The streets selected for the Healthy Streets pilot were chosen because they have relatively low traffic volumes, are near other streets that drivers can use to avoid long detours, are long enough to provide a good route for riding and walking, lack sidewalks or connect to parks and commercial centers that provide essential services.

Information about the pilot was shared with residents who live on and near the closed streets prior to the launch. The project follows a trend in other cities nationwide to provide space for residents to get out, safely exercise and get where they need to go during the pandemic.

The Healthy Streets will remain closed to non-local vehicle traffic pending further guidance on social distancing from the Governor’s Office and public health officials, or as directed by the city. 

    Tips for Healthy Streets users

    Healthy Streets are for people living nearby who are walking, biking and rolling. They will remain open to local vehicle traffic only, including residents and their visitors, emergency response vehicles, garbage and recycling pickups and delivery vehicles. People driving should use extra caution.  

    Closures are marked with signs, and there will be enough space for local traffic to drive around the signs. City staff will monitor the streets to ensure the signage remains in place.

    Pedestrians, bicyclists 

    • Keep moving
    • Maintain proper social distancing -- at least six feet between yourself and others -- to help reduce the spread of the virus
    • Use a light at night. For bikes, a white light in front and red reflector or light in back

    People who must drive on the closed streets

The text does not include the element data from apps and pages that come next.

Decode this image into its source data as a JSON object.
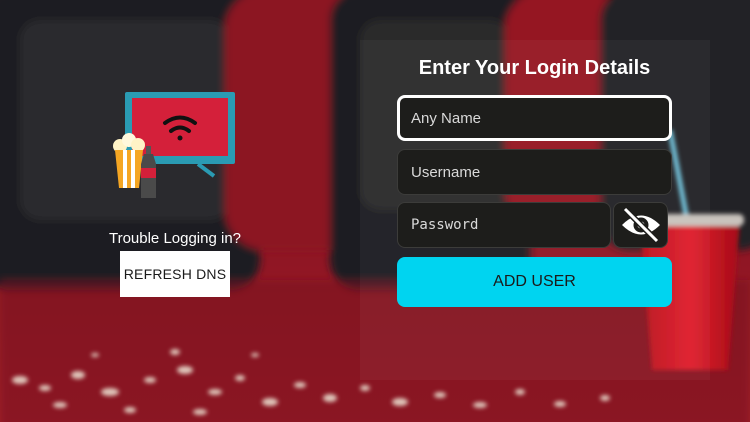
{
  "theme": {
    "accent": "#00d4f0",
    "screen_red": "#d4203a",
    "seat_red": "#8c1420",
    "carpet": "#a01828"
  },
  "left": {
    "logo_icons": [
      "tv-icon",
      "wifi-icon",
      "popcorn-icon",
      "soda-bottle-icon"
    ],
    "trouble_text": "Trouble Logging in?",
    "refresh_label": "REFRESH DNS"
  },
  "form": {
    "title": "Enter Your Login Details",
    "name_placeholder": "Any Name",
    "username_placeholder": "Username",
    "password_placeholder": "Password",
    "toggle_icon": "eye-slash-icon",
    "add_label": "ADD USER"
  }
}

    • Drive slowly and make eye contact with people biking, walking and rolling
    • Scan the road ahead carefully; watch and yield to people of all ages who are walking, biking and rolling
    • Communicate with others by making eye contact and signaling turns and lane changes

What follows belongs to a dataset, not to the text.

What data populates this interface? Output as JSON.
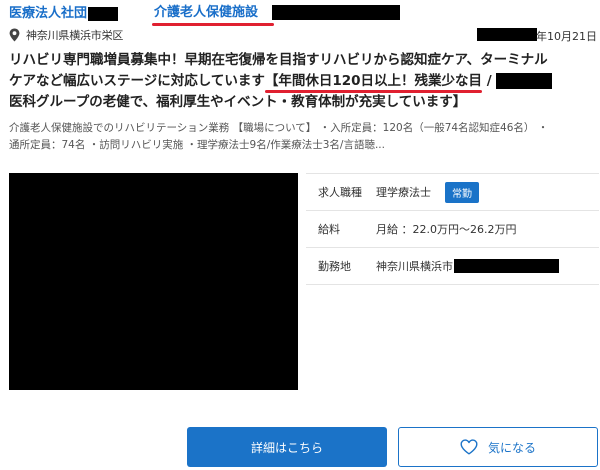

    Funding

    The temporary street closures were implemented with minimal up-front costs for materials. Staff time will be required to place the closure signs, monitor them and remove the signs once the pilot has ended. As part of the pilot, staff will track costs. 

    More COVID-19 Resources

    The Transportation Department is committed to providing residents and businesses the resources they need to stay healthy during the pandemic. In addition to Bellevue Healthy Streets, the Transportation Department rolled out Curbside Food Pickup Zones to support restaurants serving take-out customers.

    Outreach Materials

    Pilot expansion (June 2020):

    Initial implementation (May 2020):